On May 21, the Russian State Duma proposed a bill to punish illegal cryptocurrency activity with up to seven years of prison or 5 years of hard labour, according to reports from Russian media outlet, RBC. In what would be the strictest approach to cryptocurrencies yet, the punishment is also accompanied by a 2 million Rubles fine, which amounts to about $28,000.
The proposed changes have not been approved yet, having only transferred the documents to the Ministry of Economic Development. The report states that a violation of the various new rules would result in appropriate punishments. The report talks of how lawmakers have been preparing regulation for years,
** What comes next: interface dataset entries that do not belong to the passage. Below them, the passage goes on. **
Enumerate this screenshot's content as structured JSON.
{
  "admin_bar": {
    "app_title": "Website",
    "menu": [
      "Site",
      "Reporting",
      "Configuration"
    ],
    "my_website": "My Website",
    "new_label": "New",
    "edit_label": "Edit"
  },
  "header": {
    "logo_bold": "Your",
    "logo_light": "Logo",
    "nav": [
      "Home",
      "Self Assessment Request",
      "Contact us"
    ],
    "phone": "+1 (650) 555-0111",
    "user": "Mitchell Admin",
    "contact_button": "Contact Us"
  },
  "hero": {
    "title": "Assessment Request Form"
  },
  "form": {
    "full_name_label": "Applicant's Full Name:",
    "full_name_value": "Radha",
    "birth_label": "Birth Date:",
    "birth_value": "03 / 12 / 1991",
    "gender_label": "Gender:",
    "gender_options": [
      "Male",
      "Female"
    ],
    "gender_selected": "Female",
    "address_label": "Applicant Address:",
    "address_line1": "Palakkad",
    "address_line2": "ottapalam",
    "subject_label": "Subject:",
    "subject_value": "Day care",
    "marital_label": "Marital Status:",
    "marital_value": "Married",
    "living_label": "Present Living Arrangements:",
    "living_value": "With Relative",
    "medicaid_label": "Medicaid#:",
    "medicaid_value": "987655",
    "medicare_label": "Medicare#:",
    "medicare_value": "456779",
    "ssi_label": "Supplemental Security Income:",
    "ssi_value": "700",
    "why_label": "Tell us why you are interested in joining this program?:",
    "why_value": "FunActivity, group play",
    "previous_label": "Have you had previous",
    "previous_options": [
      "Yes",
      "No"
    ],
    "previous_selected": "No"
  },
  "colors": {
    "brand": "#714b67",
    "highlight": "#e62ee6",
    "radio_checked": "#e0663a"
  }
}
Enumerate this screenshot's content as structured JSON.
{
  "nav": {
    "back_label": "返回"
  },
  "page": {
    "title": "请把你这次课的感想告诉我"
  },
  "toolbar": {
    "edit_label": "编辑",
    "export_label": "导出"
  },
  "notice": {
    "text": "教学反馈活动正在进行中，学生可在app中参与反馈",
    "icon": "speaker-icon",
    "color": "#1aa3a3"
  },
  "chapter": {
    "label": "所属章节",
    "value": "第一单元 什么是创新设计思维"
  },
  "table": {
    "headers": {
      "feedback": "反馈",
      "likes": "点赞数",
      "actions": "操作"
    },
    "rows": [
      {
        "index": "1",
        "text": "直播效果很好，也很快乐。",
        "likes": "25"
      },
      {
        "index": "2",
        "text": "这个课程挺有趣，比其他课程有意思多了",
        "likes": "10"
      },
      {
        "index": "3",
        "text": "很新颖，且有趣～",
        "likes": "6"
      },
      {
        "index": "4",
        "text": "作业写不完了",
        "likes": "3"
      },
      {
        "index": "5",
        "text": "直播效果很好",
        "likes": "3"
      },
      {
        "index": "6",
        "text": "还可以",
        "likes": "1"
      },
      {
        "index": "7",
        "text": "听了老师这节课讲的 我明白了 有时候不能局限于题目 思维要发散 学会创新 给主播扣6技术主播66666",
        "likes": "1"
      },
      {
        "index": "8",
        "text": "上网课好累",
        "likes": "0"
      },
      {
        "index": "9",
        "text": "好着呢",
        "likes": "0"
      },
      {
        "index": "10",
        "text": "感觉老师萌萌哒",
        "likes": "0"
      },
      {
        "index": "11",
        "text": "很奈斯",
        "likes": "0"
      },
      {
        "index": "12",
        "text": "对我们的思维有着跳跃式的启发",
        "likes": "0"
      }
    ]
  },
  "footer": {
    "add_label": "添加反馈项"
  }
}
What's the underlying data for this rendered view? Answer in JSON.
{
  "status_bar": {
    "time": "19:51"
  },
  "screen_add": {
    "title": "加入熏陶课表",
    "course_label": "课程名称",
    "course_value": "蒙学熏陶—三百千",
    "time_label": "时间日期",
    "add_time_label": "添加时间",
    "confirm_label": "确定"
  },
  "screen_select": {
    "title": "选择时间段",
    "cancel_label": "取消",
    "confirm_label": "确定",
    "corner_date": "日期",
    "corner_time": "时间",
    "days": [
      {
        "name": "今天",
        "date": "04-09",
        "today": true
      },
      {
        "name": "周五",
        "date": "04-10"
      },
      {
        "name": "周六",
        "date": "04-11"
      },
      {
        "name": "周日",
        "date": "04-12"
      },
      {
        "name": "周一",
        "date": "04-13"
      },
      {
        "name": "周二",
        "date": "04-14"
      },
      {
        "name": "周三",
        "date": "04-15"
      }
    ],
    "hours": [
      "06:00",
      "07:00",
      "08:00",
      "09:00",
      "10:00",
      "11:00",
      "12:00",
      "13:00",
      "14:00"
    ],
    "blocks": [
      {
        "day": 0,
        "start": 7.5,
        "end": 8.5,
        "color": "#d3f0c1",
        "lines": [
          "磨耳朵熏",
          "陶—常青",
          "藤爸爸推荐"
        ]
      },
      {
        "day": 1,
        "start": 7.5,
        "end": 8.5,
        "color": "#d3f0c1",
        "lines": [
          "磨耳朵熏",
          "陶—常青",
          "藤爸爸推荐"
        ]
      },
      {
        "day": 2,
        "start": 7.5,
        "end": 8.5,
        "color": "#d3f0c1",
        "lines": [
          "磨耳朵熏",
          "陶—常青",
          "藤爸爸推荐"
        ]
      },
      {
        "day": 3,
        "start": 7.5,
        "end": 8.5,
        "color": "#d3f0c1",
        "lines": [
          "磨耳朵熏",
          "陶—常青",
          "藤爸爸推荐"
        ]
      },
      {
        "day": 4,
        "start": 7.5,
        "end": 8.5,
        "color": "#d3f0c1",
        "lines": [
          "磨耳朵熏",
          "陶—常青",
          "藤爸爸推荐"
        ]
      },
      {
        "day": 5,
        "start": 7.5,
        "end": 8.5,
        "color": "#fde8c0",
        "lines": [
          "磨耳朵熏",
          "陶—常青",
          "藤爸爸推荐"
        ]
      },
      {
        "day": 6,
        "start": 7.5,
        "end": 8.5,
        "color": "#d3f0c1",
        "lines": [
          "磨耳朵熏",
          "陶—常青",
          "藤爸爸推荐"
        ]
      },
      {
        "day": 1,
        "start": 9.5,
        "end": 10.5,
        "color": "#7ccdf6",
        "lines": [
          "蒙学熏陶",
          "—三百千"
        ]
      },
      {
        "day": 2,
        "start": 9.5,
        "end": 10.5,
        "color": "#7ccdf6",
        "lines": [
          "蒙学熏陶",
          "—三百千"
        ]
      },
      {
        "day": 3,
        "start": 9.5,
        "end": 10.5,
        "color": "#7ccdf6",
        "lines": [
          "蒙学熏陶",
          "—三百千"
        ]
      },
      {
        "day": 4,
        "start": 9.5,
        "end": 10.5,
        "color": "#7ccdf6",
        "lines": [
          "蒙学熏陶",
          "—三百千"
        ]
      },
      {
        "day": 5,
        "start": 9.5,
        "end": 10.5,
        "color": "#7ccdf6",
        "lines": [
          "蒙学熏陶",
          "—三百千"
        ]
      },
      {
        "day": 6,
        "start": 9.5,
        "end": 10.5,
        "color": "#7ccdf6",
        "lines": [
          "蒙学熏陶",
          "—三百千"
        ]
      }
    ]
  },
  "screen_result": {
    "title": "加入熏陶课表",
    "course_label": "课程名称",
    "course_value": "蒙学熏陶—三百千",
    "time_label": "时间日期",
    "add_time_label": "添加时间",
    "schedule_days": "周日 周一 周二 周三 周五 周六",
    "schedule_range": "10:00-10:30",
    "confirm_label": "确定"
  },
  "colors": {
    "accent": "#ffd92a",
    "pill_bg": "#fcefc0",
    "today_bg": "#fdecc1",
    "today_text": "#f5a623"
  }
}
[Since 2018] he [sic] has been preparing for the second reading. By the end of 2021, the Ministry of Internal Affairs, together with other departments, should develop a mechanism for the arrest of cryptocurrencies and other virtual assets.
For example, if commercial transactions are made with cryptocurrency, an individual can be fined from anywhere between $278 to $2780. The larger the entity, the larger the punishment - but “especially large damage or extra large income” affecting “citizens, organizations or the state” could result in forced labor of 5 years or seven years of imprisonment.
It is proposed to punish with forced labor up to five years or imprisonment up to seven years with a fine of up to 1 million rubles for especially large damage or extra large income. or in the amount of the convicted person’s income for a period of up to five years.
Though the proposal does state “illegal” cryptocurrency use, it does not elaborate in great detail on what illegal cryptocurrency uses may be. Russia, like many other countries, has been examining the potential of a Central Bank Digital Currencies (CBDCs). Iran, meanwhile, has seen leader Rouhani urge officials to form new regulation on mining.
The benefits of the technology are certainly clear, which is why the World Economic Forum (WEF) has pushed for its adoption. Russia’s consideration of imprisonment and hard labor would make it the most draconian of countries when it comes to regulation, but the bill is still some ways away from approval. Similar proposals have been made in other countries, only for a final change to more lenient rules.